A pleasant night last night with a friendly and mostly empty hostel, including a guy who looked younger than me but turned out to be an on-sabbatical vicar with 3 teenage daughters. I had a room to myself and the most amazing sea view. If only all hostels could be like that!
I thought today might be a bit long so was on the road not long after 7. In the first 3 hours I met a total of 3 sets of dog-walkers and no-one else. In fact the only civilisation today was the small village of Trefin, which sports a pub and a cafe-cum-gallery. I took advantage of the latter for coffee and eggs benedict. My absolute fave.
Glorious weather made the walking just perfect and the ups and downs and various body-grumbles didn't put a dampener on it. The morning was again full of choughs and the afternoon seals, including several sets of babies. The pups tend to be well tucked in under huge cliffs on the most inaccessible beaches - but you can often spot them because of the large visible adult guarding the mouth of the cove.
There's a lot of Welshness around here. My favourite sign today was for 'Tato newi' - new potatoes!
To find tonight's hostel I left the coast path and headed up over some tors and high ground. Breaching the top a huge flat stretch came into view including (ahem) 'city' of St David's. Well, it has a cathedral.
The hostel is an old farmstead at the bottom of a big hill. There's a rather sad story attached: in 1943 an American Air Force place crashes into the hill, killing all on board. Apparently it was one of a group of planes flying a relief flight from the US to the UK. The last leg was Morocco to Cornwall but to save weight (and hence fuel) only the front plane of any group had a radio, the rest just did it by sight. Unfortunately they flew into fog and, absent any navigational equipment, half the planes went down. They found a propeller from it only a few years back.
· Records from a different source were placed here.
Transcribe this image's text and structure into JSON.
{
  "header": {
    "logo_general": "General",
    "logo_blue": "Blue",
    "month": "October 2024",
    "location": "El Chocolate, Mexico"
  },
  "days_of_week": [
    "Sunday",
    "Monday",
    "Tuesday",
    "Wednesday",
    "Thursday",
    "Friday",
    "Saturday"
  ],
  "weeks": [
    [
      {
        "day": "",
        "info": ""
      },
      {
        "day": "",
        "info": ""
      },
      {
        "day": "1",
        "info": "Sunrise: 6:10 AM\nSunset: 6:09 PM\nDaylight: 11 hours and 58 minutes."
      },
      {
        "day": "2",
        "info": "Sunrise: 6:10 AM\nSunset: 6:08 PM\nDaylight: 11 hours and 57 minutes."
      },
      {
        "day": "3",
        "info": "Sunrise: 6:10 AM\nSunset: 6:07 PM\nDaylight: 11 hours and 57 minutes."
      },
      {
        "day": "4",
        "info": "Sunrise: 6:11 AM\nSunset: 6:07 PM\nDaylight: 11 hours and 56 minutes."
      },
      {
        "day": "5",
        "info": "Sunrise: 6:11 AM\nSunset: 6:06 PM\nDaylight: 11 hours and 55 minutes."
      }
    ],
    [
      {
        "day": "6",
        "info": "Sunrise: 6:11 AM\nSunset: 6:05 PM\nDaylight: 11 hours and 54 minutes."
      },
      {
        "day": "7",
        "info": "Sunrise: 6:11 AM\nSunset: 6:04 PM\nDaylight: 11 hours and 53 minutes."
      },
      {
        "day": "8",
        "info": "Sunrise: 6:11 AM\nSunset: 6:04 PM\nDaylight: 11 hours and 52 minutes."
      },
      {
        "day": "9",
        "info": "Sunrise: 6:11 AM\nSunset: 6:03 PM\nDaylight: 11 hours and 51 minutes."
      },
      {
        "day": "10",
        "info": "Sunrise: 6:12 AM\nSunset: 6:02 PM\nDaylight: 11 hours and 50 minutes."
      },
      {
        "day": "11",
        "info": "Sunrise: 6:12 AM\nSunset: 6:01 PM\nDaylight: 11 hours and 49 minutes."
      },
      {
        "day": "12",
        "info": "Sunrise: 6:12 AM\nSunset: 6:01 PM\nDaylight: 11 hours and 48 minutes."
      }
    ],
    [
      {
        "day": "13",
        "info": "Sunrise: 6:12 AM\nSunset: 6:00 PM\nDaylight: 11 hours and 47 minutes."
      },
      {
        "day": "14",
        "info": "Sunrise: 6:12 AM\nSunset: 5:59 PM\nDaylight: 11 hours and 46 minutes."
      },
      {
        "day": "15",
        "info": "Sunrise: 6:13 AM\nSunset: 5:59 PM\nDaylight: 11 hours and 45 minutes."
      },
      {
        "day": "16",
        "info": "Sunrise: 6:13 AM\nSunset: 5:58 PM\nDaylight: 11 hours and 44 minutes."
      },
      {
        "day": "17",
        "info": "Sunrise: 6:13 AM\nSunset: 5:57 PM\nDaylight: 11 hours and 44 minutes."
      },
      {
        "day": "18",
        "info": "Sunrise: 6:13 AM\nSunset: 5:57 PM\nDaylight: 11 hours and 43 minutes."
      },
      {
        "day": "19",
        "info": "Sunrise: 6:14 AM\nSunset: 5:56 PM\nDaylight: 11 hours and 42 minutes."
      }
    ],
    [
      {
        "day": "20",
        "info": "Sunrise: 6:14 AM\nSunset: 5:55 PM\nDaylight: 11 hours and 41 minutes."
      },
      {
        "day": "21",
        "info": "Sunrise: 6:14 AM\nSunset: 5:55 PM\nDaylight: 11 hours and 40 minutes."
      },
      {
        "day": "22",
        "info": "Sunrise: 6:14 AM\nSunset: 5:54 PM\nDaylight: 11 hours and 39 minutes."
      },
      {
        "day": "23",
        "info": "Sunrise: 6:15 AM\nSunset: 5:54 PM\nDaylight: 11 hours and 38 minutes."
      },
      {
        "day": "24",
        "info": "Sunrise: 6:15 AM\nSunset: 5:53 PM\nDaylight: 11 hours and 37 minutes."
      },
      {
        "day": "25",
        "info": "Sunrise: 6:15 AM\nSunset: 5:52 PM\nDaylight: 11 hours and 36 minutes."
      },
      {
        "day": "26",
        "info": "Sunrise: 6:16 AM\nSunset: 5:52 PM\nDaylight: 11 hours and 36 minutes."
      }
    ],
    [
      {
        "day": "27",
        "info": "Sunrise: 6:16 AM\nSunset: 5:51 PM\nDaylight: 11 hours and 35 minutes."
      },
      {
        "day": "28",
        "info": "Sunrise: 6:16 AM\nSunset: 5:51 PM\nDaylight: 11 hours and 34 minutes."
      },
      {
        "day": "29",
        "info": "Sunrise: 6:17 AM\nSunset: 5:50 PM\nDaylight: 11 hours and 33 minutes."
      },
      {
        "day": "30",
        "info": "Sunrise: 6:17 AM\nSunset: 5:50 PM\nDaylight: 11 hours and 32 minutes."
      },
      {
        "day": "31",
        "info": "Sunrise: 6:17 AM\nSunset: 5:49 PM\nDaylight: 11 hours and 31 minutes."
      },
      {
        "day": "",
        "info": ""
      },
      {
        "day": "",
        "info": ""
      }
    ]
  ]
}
After a bottle of cider, a peaceful night in a dorm with some very sleepy ladies.